As a novelist, characters like Maelgwn are a godsend. He comes over as a strong character and a powerful bully. Gildas and other early sources give colourful detail, such as his death in a local church when he was driven mad by the Yellow Plague, and giving him the epithet ‘Maelgwn Hir’ (‘Maelgwn the Tall’), although I’ve seen this argued as being mistaken for a different Maelgwn. The stories he attracted could fill several novels and I’ve found myself using him, or characters inspired by him, in several stories without having to repeat anything.

All that is great material for an author. Another bonus is that in a period of few written sources there is very little else recorded about Maelgwn, so apart from his (often unspecified) sins and his dates, there isn’t much to go on (other than his notable height, assuming the right Maelgwn!). That gives writers wonderful scope for filling in the blanks according to the story’s needs.

In summary, Maelgwn is a brilliant subject for historical novelists, and I’m sure I’ll continue to use him in my stories set in ancient north Wales.

Wednesday, 1 January 2020

Writing Review of 2019

As usual, I’m jumping on the bandwagon alongside nearly every other writer to do a review of my 2019 writing year.

In terms of publications, I’ve had three.  That’s a personal best for numbers, but balanced by all three being shorter stories.  They are:
  • ‘Football Fantasy’, an erotic novelette;
  • ‘Sunshine & Ice Cream’, an erotic short;
  • ‘The Bathtub’, a violent horror novelette which also made it into a horror anthology.

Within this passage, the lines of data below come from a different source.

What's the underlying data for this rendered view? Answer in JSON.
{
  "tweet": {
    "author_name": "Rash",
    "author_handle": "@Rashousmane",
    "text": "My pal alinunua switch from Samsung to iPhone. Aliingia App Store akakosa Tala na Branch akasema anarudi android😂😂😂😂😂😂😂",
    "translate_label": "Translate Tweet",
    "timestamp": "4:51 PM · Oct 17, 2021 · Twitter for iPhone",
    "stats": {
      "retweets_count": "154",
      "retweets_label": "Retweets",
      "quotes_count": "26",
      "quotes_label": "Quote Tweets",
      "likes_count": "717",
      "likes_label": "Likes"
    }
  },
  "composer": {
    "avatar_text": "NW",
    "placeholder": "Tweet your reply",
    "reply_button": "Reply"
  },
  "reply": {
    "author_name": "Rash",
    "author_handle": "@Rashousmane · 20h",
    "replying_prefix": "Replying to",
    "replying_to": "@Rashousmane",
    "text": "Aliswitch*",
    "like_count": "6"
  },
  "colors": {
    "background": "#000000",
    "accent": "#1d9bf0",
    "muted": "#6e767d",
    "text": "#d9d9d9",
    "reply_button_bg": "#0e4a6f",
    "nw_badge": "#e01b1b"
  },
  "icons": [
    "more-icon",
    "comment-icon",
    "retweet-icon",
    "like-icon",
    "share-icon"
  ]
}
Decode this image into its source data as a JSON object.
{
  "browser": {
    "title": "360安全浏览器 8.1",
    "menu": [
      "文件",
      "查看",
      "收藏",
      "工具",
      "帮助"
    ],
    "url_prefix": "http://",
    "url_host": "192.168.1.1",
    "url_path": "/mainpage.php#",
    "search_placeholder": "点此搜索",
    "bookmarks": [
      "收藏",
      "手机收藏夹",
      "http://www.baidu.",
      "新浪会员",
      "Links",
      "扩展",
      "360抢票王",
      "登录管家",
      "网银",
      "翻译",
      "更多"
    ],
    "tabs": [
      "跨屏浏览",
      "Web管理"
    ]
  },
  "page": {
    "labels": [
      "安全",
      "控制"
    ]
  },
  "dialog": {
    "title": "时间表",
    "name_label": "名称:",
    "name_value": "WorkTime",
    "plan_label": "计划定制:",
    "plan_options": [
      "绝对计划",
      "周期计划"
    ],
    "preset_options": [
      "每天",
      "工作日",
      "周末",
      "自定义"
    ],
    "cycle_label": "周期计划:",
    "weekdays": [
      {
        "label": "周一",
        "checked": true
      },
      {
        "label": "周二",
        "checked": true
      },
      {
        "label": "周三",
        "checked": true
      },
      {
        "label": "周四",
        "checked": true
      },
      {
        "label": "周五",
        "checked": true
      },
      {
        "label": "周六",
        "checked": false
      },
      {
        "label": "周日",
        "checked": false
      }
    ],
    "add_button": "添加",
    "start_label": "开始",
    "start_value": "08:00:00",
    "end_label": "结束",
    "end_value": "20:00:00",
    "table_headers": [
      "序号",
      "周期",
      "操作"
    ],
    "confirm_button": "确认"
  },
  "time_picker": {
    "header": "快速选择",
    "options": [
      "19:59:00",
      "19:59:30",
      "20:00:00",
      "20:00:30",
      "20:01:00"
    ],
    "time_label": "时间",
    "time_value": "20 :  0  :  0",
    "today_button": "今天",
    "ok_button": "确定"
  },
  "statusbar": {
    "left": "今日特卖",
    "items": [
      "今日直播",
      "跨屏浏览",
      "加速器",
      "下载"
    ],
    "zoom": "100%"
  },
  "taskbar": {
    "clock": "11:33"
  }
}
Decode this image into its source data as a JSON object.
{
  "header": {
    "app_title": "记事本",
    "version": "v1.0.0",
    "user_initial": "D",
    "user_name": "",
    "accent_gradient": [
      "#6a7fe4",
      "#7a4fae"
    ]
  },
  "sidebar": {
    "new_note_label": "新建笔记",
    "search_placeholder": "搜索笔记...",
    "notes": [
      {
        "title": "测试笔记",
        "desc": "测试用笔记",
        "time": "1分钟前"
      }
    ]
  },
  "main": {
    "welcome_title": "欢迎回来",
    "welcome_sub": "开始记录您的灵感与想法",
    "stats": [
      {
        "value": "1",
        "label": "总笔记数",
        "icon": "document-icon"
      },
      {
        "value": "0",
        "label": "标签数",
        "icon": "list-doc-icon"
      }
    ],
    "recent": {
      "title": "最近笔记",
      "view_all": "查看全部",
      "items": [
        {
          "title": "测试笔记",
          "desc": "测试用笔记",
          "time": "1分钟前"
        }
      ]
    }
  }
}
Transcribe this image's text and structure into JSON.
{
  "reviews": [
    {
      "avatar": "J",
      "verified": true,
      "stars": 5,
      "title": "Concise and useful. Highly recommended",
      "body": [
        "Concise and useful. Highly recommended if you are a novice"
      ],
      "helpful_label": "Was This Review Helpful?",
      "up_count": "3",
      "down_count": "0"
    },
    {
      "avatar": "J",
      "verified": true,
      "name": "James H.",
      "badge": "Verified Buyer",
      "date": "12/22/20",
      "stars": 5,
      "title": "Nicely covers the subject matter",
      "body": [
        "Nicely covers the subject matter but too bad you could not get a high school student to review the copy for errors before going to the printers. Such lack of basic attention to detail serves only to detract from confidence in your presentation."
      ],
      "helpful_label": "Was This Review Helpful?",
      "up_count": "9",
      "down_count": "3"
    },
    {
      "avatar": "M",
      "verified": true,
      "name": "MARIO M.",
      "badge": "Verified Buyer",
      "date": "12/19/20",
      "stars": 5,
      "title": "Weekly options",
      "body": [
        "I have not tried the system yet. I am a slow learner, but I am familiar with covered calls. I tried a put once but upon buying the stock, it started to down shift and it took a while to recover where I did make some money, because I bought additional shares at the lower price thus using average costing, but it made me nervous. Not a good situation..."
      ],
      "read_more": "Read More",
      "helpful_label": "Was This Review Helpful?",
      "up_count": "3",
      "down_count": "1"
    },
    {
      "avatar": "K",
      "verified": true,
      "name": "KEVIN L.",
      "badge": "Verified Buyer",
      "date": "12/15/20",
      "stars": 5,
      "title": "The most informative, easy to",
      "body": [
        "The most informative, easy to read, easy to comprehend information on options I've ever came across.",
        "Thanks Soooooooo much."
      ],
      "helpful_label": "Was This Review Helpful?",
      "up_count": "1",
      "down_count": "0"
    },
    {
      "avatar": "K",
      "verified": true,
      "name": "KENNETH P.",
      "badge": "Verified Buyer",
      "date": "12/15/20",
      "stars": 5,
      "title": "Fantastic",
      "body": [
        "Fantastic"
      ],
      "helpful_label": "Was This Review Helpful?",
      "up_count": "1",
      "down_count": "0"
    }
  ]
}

As usual, I’m grateful to my publishers for having me and to my editors for turning my drafts into something readable.

Despite the publications, the year has been dominated by my relocation which has kept writing time to a minimum.  I’ve not managed to update my blog much this year, again due to my move and settling into a new routine.  I hope to be more active in 2020.

I’ve got a few projects planned for next year:
  • A horror novel based around a heavy metal band.  I’m about half way through the first draft;
  • A horror/fantasy novel set during the English Civil War (the 1640s).  It’s a new period for me so I’m having to do research.  My background is in history so looking everything up is fun, not a chore;
  • I’ve got a handful of completed horror novels hanging around which I’m happy with and which I’ll try to place.  These are all centred around Celtic myth;
  • Some more erotic shorts, mostly including Kerry-Jane and Amy, my favourite PhD students.
I’d really like to do a retelling of ‘Peredur Son of Efrawg’ which is a traditional Welsh/Arthurian story partly set in the time and place I’m most interested in (north-west Wales (where I live now) in the fifth and sixth centuries).  The original is a convoluted tale with a lot of unusual elements and I’m struggling to give it a decent structure and historical context.

Finally, a big, big thank you to everyone who has been involved in my writing in 2019, particularly Philip.